Give the sink a wash to remove any stuck-on food particles or sticky leftovers. Make sure that you remove any excess dirt and grime from the sink pan. If necessary, use a scrub pad to remove any stuck-on material. Dry with a cotton rag and make sure no cleaning chemicals are in the sink. Sand the sink with 120-grit sandpaper. The purpose of this is to scratch the surface enough to give the paint something to stick to. You don't want to remove any sink coating with the sandpaper, just scratch the surface so that it isn't glossy. The last step is to give the sink a final cleaning with acetone. The acetone will dissolve other substances in the sink like paints, varnishes and glues. It can be dangerous if inhaled, so make sure the area is properly ventilated. Wear gloves, avoid contact with eyes and make sure no other chemicals are in the sink to avoid a dangerous mix. Wipe the sink down with the acetone, making sure that no particles from the sandpaper remain.

Protect the Countertop

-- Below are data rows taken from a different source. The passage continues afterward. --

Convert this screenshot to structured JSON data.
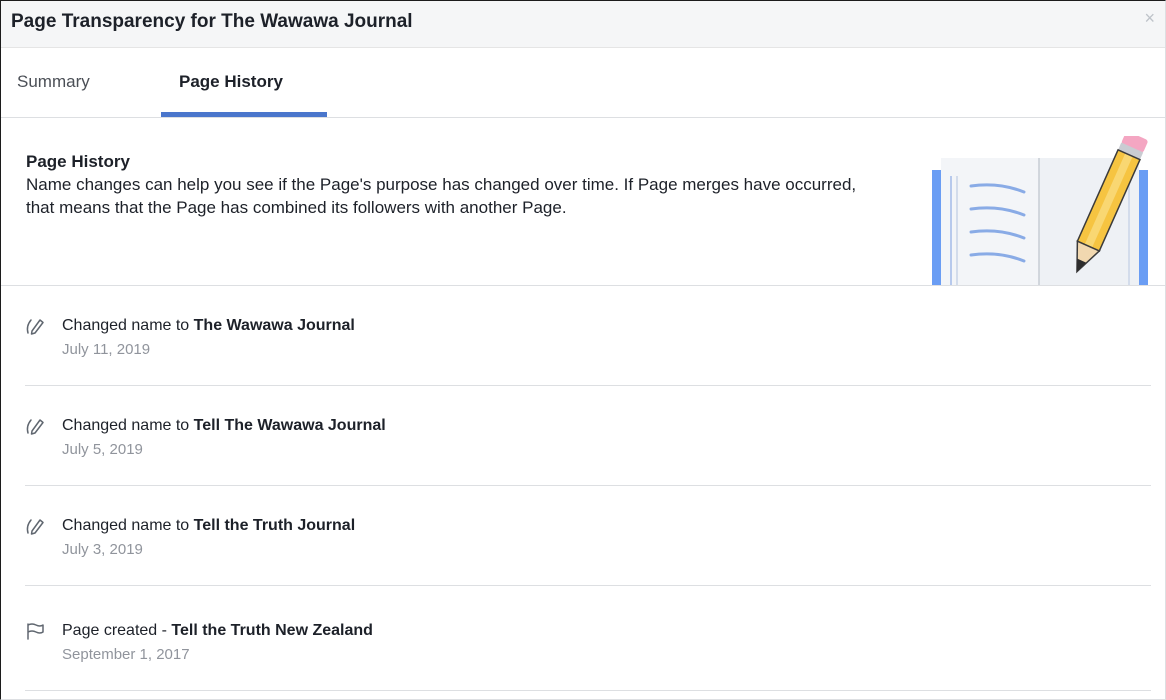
{
  "dialog": {
    "title": "Page Transparency for The Wawawa Journal",
    "close_symbol": "×"
  },
  "tabs": [
    {
      "label": "Summary",
      "active": false
    },
    {
      "label": "Page History",
      "active": true
    }
  ],
  "colors": {
    "accent": "#4a76cc",
    "title_bar": "#f5f6f7",
    "muted_text": "#90949c"
  },
  "section": {
    "title": "Page History",
    "description": "Name changes can help you see if the Page's purpose has changed over time. If Page merges have occurred, that means that the Page has combined its followers with another Page."
  },
  "history": [
    {
      "icon": "pencil-icon",
      "prefix": "Changed name to ",
      "name": "The Wawawa Journal",
      "date": "July 11, 2019"
    },
    {
      "icon": "pencil-icon",
      "prefix": "Changed name to ",
      "name": "Tell The Wawawa Journal",
      "date": "July 5, 2019"
    },
    {
      "icon": "pencil-icon",
      "prefix": "Changed name to ",
      "name": "Tell the Truth Journal",
      "date": "July 3, 2019"
    },
    {
      "icon": "flag-icon",
      "prefix": "Page created - ",
      "name": "Tell the Truth New Zealand",
      "date": "September 1, 2017"
    }
  ]
}
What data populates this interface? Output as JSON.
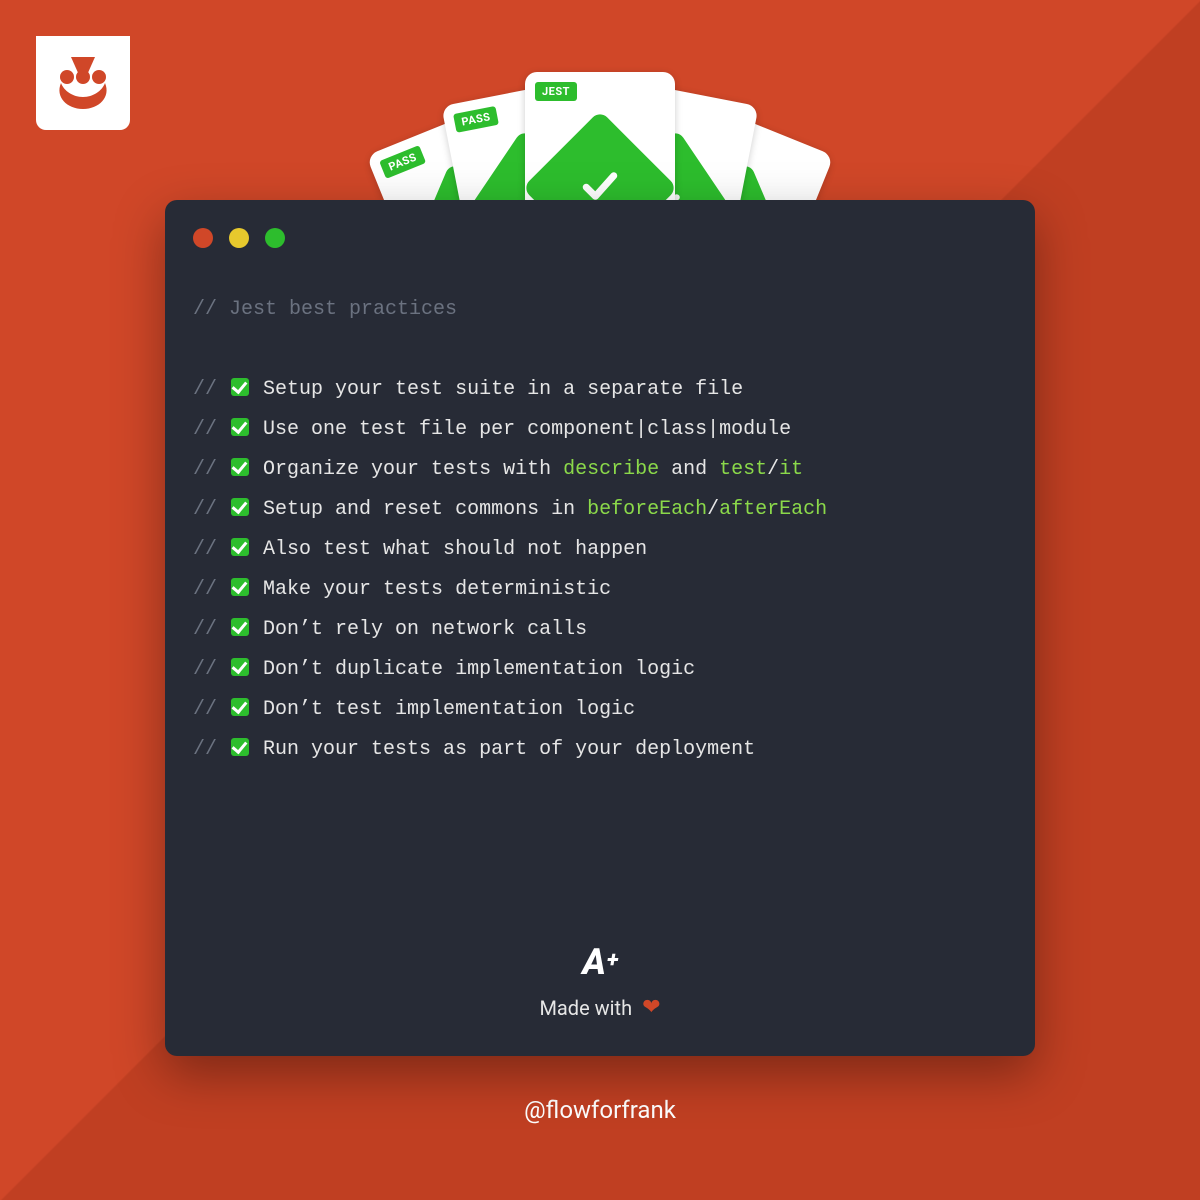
{
  "cards": {
    "badges": {
      "pass": "PASS",
      "jest": "JEST"
    }
  },
  "code": {
    "title_comment": "// Jest best practices",
    "tips": [
      {
        "segments": [
          {
            "t": "Setup your test suite in a separate file"
          }
        ]
      },
      {
        "segments": [
          {
            "t": "Use one test file per component|class|module"
          }
        ]
      },
      {
        "segments": [
          {
            "t": "Organize your tests with "
          },
          {
            "t": "describe",
            "kw": true
          },
          {
            "t": " and "
          },
          {
            "t": "test",
            "kw": true
          },
          {
            "t": "/"
          },
          {
            "t": "it",
            "kw": true
          }
        ]
      },
      {
        "segments": [
          {
            "t": "Setup and reset commons in "
          },
          {
            "t": "beforeEach",
            "kw": true
          },
          {
            "t": "/"
          },
          {
            "t": "afterEach",
            "kw": true
          }
        ]
      },
      {
        "segments": [
          {
            "t": "Also test what should not happen"
          }
        ]
      },
      {
        "segments": [
          {
            "t": "Make your tests deterministic"
          }
        ]
      },
      {
        "segments": [
          {
            "t": "Don’t rely on network calls"
          }
        ]
      },
      {
        "segments": [
          {
            "t": "Don’t duplicate implementation logic"
          }
        ]
      },
      {
        "segments": [
          {
            "t": "Don’t test implementation logic"
          }
        ]
      },
      {
        "segments": [
          {
            "t": "Run your tests as part of your deployment"
          }
        ]
      }
    ]
  },
  "footer": {
    "logo_text": "A",
    "logo_plus": "+",
    "made_with": "Made with"
  },
  "handle": "@flowforfrank"
}
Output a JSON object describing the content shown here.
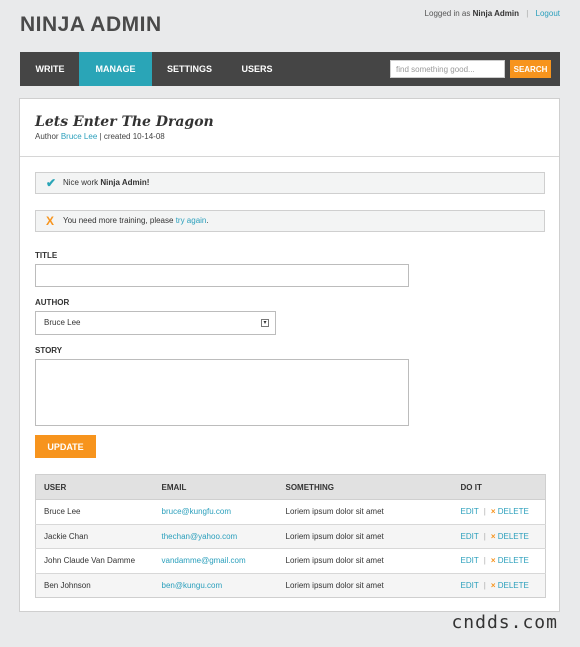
{
  "header": {
    "brand": "NINJA ADMIN",
    "logged_in_prefix": "Logged in as",
    "username": "Ninja Admin",
    "separator": "|",
    "logout": "Logout"
  },
  "nav": {
    "items": [
      {
        "label": "WRITE",
        "active": false
      },
      {
        "label": "MANAGE",
        "active": true
      },
      {
        "label": "SETTINGS",
        "active": false
      },
      {
        "label": "USERS",
        "active": false
      }
    ],
    "search_placeholder": "find something good...",
    "search_button": "SEARCH"
  },
  "post": {
    "title": "Lets Enter The Dragon",
    "author_prefix": "Author",
    "author": "Bruce Lee",
    "created": "| created 10-14-08"
  },
  "messages": {
    "success": {
      "icon": "check-icon",
      "text": "Nice work",
      "bold": "Ninja Admin!"
    },
    "error": {
      "icon": "x-icon",
      "text": "You need more training, please",
      "link": "try again",
      "suffix": "."
    }
  },
  "form": {
    "title_label": "TITLE",
    "title_value": "",
    "author_label": "AUTHOR",
    "author_value": "Bruce Lee",
    "story_label": "STORY",
    "story_value": "",
    "update_button": "UPDATE"
  },
  "table": {
    "headers": [
      "USER",
      "EMAIL",
      "SOMETHING",
      "DO IT"
    ],
    "rows": [
      {
        "user": "Bruce Lee",
        "email": "bruce@kungfu.com",
        "something": "Loriem ipsum dolor sit amet"
      },
      {
        "user": "Jackie Chan",
        "email": "thechan@yahoo.com",
        "something": "Loriem ipsum dolor sit amet"
      },
      {
        "user": "John Claude Van Damme",
        "email": "vandamme@gmail.com",
        "something": "Loriem ipsum dolor sit amet"
      },
      {
        "user": "Ben Johnson",
        "email": "ben@kungu.com",
        "something": "Loriem ipsum dolor sit amet"
      }
    ],
    "edit_label": "EDIT",
    "delete_label": "DELETE",
    "action_sep": "|",
    "delete_mark": "×"
  },
  "watermark": "cndds.com",
  "colors": {
    "accent": "#2aa5b7",
    "orange": "#f7941d",
    "nav_bg": "#454545",
    "link": "#2a9fbc"
  }
}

Tape the countertop around the sink with a painter's plastic drop cloth and tape. (Use green tape to begin with, as it will prevent paint bleed.) Tape a 2-inch-wide area from the edge of the sink flange and over the countertop. Make sure that the tape doesn't overlap the sink flange. Once you've laid down a 2-inch-wide strip around the sink, cover all areas surrounding the sink with plastic—out to about 3 feet on either side surrounding the sink. You want to create an isolated area in which to work without getting paint on the countertop. If you have an undermount sink, carry the tape down over the exposed edges of the countertop edge that leads down into the sink.

Start Painting

Spray the sink with primer, and allow to dry. Stainless steel and acrylic sinks are very similar in the way they are painted. The exception is that acrylic will not be primed before painting. Primer will leave a fine film of dust once it dries; remove that dust before painting. Then apply the color coat, holding the spray can 6 to 8 inches away from the surface. Make sure that the paint is oil-based enamel so it will adhere well. Make the first coat thin—there is no reason to try to put all the paint on at once. After the first thin coat has become tacky (about 15 minutes), apply a second thin coat. Follow drying instructions printed on the can, and then apply an extra coat. Allow to dry for 24 hours before use.

Ready to Use

Reinstall the hardware. Be careful not to scratch the paint when reinserting the faucet into the sink holes. Attach the nuts that hold the faucet in place, and then reattach the water lines. When reinstalling the sink drains, you will need to apply a thin layer of plumber's putty beneath the flange of the sink drain, between the flange and the top of the sink drain hole before retightening—this will allow a waterproof seal. You can purchase plumber's putty from your local hardware store. Follow directions on the container for use.


Billy McCarley

Billy McCarley has been freelancing online since April 2009. He has published poetry for Dead Mule, an online literary publication, and holds a Bachelor of Arts degree from the University Of Alabama where he is also a first-year graduate student in history.